Task directions
Leave out the pictures and repeat everything else in the records exactly.

Data

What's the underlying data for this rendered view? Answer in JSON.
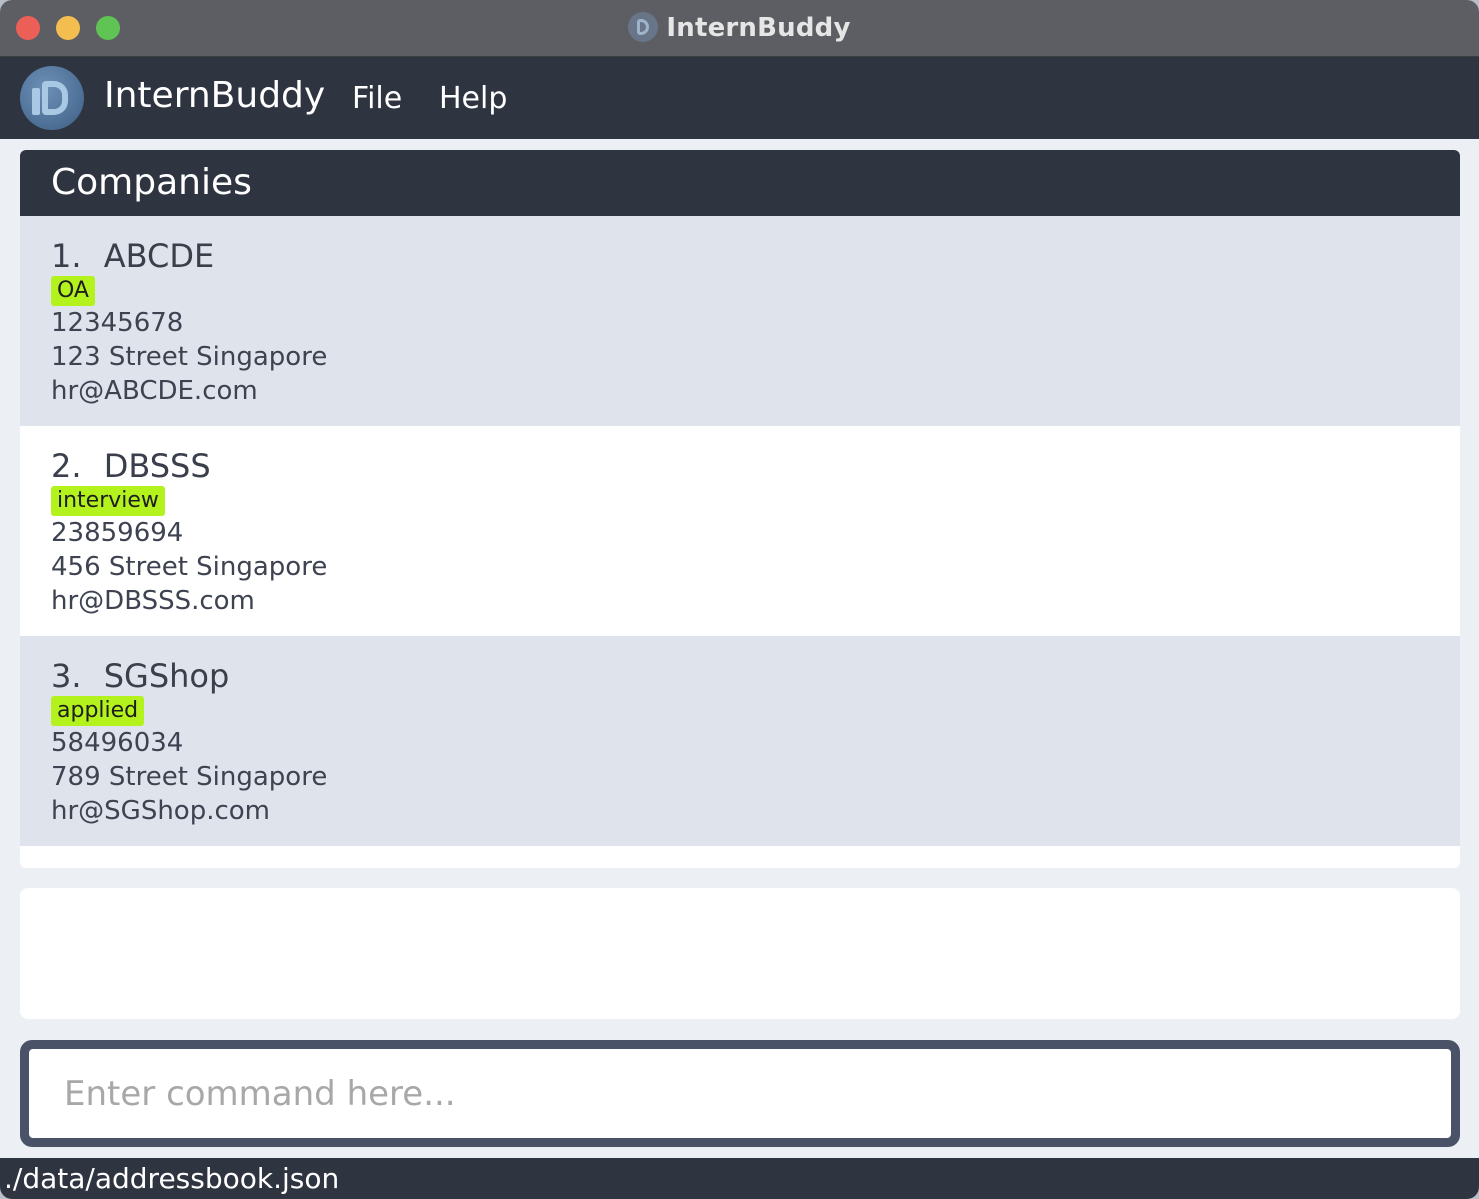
{
  "window": {
    "title": "InternBuddy"
  },
  "menubar": {
    "app_name": "InternBuddy",
    "file_label": "File",
    "help_label": "Help"
  },
  "companies": {
    "header": "Companies",
    "items": [
      {
        "index": "1.",
        "name": "ABCDE",
        "tag": "OA",
        "phone": "12345678",
        "address": "123 Street Singapore",
        "email": "hr@ABCDE.com"
      },
      {
        "index": "2.",
        "name": "DBSSS",
        "tag": "interview",
        "phone": "23859694",
        "address": "456 Street Singapore",
        "email": "hr@DBSSS.com"
      },
      {
        "index": "3.",
        "name": "SGShop",
        "tag": "applied",
        "phone": "58496034",
        "address": "789 Street Singapore",
        "email": "hr@SGShop.com"
      }
    ]
  },
  "result_display": {
    "text": ""
  },
  "command": {
    "placeholder": "Enter command here...",
    "value": ""
  },
  "statusbar": {
    "path": "./data/addressbook.json"
  },
  "colors": {
    "tag_bg": "#b4f21e",
    "dark_bar": "#2f3441",
    "card_alt_bg": "#dfe3ec"
  }
}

Answer for the task
What's the underlying data for this rendered view? Answer in JSON.
{
  "window": {
    "title": "InternBuddy"
  },
  "menubar": {
    "app_name": "InternBuddy",
    "file_label": "File",
    "help_label": "Help"
  },
  "companies": {
    "header": "Companies",
    "items": [
      {
        "index": "1.",
        "name": "ABCDE",
        "tag": "OA",
        "phone": "12345678",
        "address": "123 Street Singapore",
        "email": "hr@ABCDE.com"
      },
      {
        "index": "2.",
        "name": "DBSSS",
        "tag": "interview",
        "phone": "23859694",
        "address": "456 Street Singapore",
        "email": "hr@DBSSS.com"
      },
      {
        "index": "3.",
        "name": "SGShop",
        "tag": "applied",
        "phone": "58496034",
        "address": "789 Street Singapore",
        "email": "hr@SGShop.com"
      }
    ]
  },
  "result_display": {
    "text": ""
  },
  "command": {
    "placeholder": "Enter command here...",
    "value": ""
  },
  "statusbar": {
    "path": "./data/addressbook.json"
  },
  "colors": {
    "tag_bg": "#b4f21e",
    "dark_bar": "#2f3441",
    "card_alt_bg": "#dfe3ec"
  }
}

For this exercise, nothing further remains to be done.